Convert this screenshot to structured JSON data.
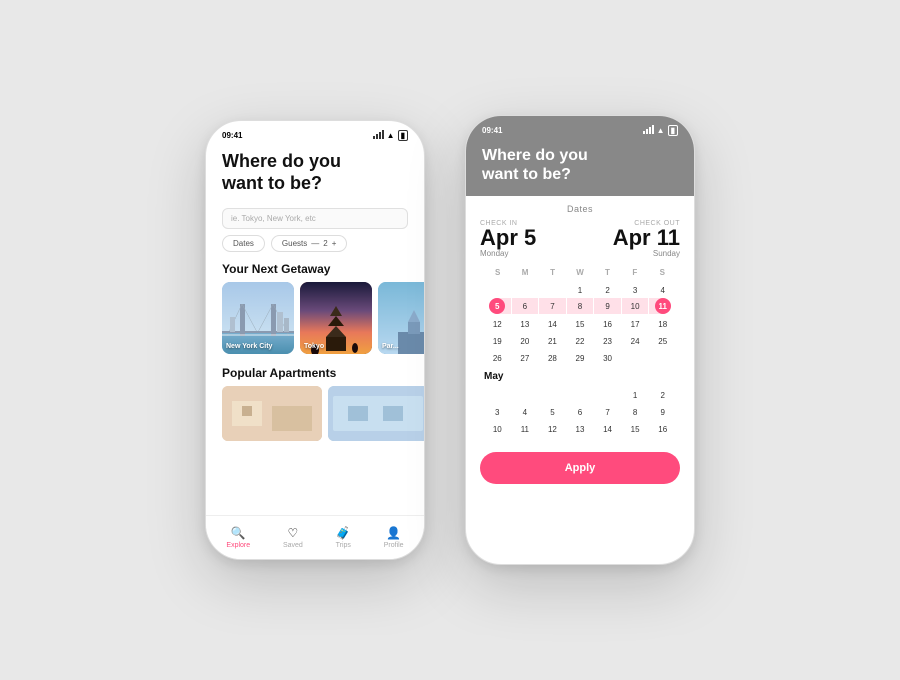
{
  "phones": {
    "left": {
      "status": {
        "time": "09:41",
        "signal": "signal-icon",
        "wifi": "wifi-icon",
        "battery": "battery-icon"
      },
      "header": {
        "title": "Where do you\nwant to be?"
      },
      "search": {
        "placeholder": "ie. Tokyo, New York, etc"
      },
      "filters": {
        "dates_label": "Dates",
        "guests_label": "Guests",
        "guests_value": "2",
        "guests_minus": "−",
        "guests_plus": "+"
      },
      "getaway": {
        "section_title": "Your Next Getaway",
        "cards": [
          {
            "label": "New York City",
            "style": "nyc"
          },
          {
            "label": "Tokyo",
            "style": "tokyo"
          },
          {
            "label": "Par...",
            "style": "paris"
          }
        ]
      },
      "apartments": {
        "section_title": "Popular Apartments"
      },
      "nav": {
        "items": [
          {
            "icon": "🔍",
            "label": "Explore",
            "active": true
          },
          {
            "icon": "♡",
            "label": "Saved",
            "active": false
          },
          {
            "icon": "🧳",
            "label": "Trips",
            "active": false
          },
          {
            "icon": "👤",
            "label": "Profile",
            "active": false
          }
        ]
      }
    },
    "right": {
      "status": {
        "time": "09:41"
      },
      "header": {
        "title": "Where do you\nwant to be?"
      },
      "dates_panel": {
        "title": "Dates",
        "checkin_label": "CHECK IN",
        "checkin_date": "Apr 5",
        "checkin_day": "Monday",
        "checkout_label": "CHECK OUT",
        "checkout_date": "Apr 11",
        "checkout_day": "Sunday"
      },
      "calendar": {
        "april": {
          "month_label": "",
          "days_of_week": [
            "S",
            "M",
            "T",
            "W",
            "T",
            "F",
            "S"
          ],
          "weeks": [
            [
              "",
              "",
              "",
              "1",
              "2",
              "3",
              "4"
            ],
            [
              "5",
              "6",
              "7",
              "8",
              "9",
              "10",
              "11"
            ],
            [
              "12",
              "13",
              "14",
              "15",
              "16",
              "17",
              "18"
            ],
            [
              "19",
              "20",
              "21",
              "22",
              "23",
              "24",
              "25"
            ],
            [
              "26",
              "27",
              "28",
              "29",
              "30",
              "",
              ""
            ]
          ],
          "selected_start": "5",
          "selected_end": "11",
          "in_range": [
            "6",
            "7",
            "8",
            "9",
            "10"
          ]
        },
        "may": {
          "month_label": "May",
          "weeks": [
            [
              "",
              "",
              "",
              "",
              "",
              "1",
              "2"
            ],
            [
              "3",
              "4",
              "5",
              "6",
              "7",
              "8",
              "9"
            ],
            [
              "10",
              "11",
              "12",
              "13",
              "14",
              "15",
              "16"
            ]
          ]
        }
      },
      "apply_button": "Apply"
    }
  }
}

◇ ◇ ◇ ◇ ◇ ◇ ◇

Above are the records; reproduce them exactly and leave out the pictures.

Convert this screenshot to structured JSON data.
{
  "phones": {
    "left": {
      "status": {
        "time": "09:41",
        "signal": "signal-icon",
        "wifi": "wifi-icon",
        "battery": "battery-icon"
      },
      "header": {
        "title": "Where do you\nwant to be?"
      },
      "search": {
        "placeholder": "ie. Tokyo, New York, etc"
      },
      "filters": {
        "dates_label": "Dates",
        "guests_label": "Guests",
        "guests_value": "2",
        "guests_minus": "−",
        "guests_plus": "+"
      },
      "getaway": {
        "section_title": "Your Next Getaway",
        "cards": [
          {
            "label": "New York City",
            "style": "nyc"
          },
          {
            "label": "Tokyo",
            "style": "tokyo"
          },
          {
            "label": "Par...",
            "style": "paris"
          }
        ]
      },
      "apartments": {
        "section_title": "Popular Apartments"
      },
      "nav": {
        "items": [
          {
            "icon": "🔍",
            "label": "Explore",
            "active": true
          },
          {
            "icon": "♡",
            "label": "Saved",
            "active": false
          },
          {
            "icon": "🧳",
            "label": "Trips",
            "active": false
          },
          {
            "icon": "👤",
            "label": "Profile",
            "active": false
          }
        ]
      }
    },
    "right": {
      "status": {
        "time": "09:41"
      },
      "header": {
        "title": "Where do you\nwant to be?"
      },
      "dates_panel": {
        "title": "Dates",
        "checkin_label": "CHECK IN",
        "checkin_date": "Apr 5",
        "checkin_day": "Monday",
        "checkout_label": "CHECK OUT",
        "checkout_date": "Apr 11",
        "checkout_day": "Sunday"
      },
      "calendar": {
        "april": {
          "month_label": "",
          "days_of_week": [
            "S",
            "M",
            "T",
            "W",
            "T",
            "F",
            "S"
          ],
          "weeks": [
            [
              "",
              "",
              "",
              "1",
              "2",
              "3",
              "4"
            ],
            [
              "5",
              "6",
              "7",
              "8",
              "9",
              "10",
              "11"
            ],
            [
              "12",
              "13",
              "14",
              "15",
              "16",
              "17",
              "18"
            ],
            [
              "19",
              "20",
              "21",
              "22",
              "23",
              "24",
              "25"
            ],
            [
              "26",
              "27",
              "28",
              "29",
              "30",
              "",
              ""
            ]
          ],
          "selected_start": "5",
          "selected_end": "11",
          "in_range": [
            "6",
            "7",
            "8",
            "9",
            "10"
          ]
        },
        "may": {
          "month_label": "May",
          "weeks": [
            [
              "",
              "",
              "",
              "",
              "",
              "1",
              "2"
            ],
            [
              "3",
              "4",
              "5",
              "6",
              "7",
              "8",
              "9"
            ],
            [
              "10",
              "11",
              "12",
              "13",
              "14",
              "15",
              "16"
            ]
          ]
        }
      },
      "apply_button": "Apply"
    }
  }
}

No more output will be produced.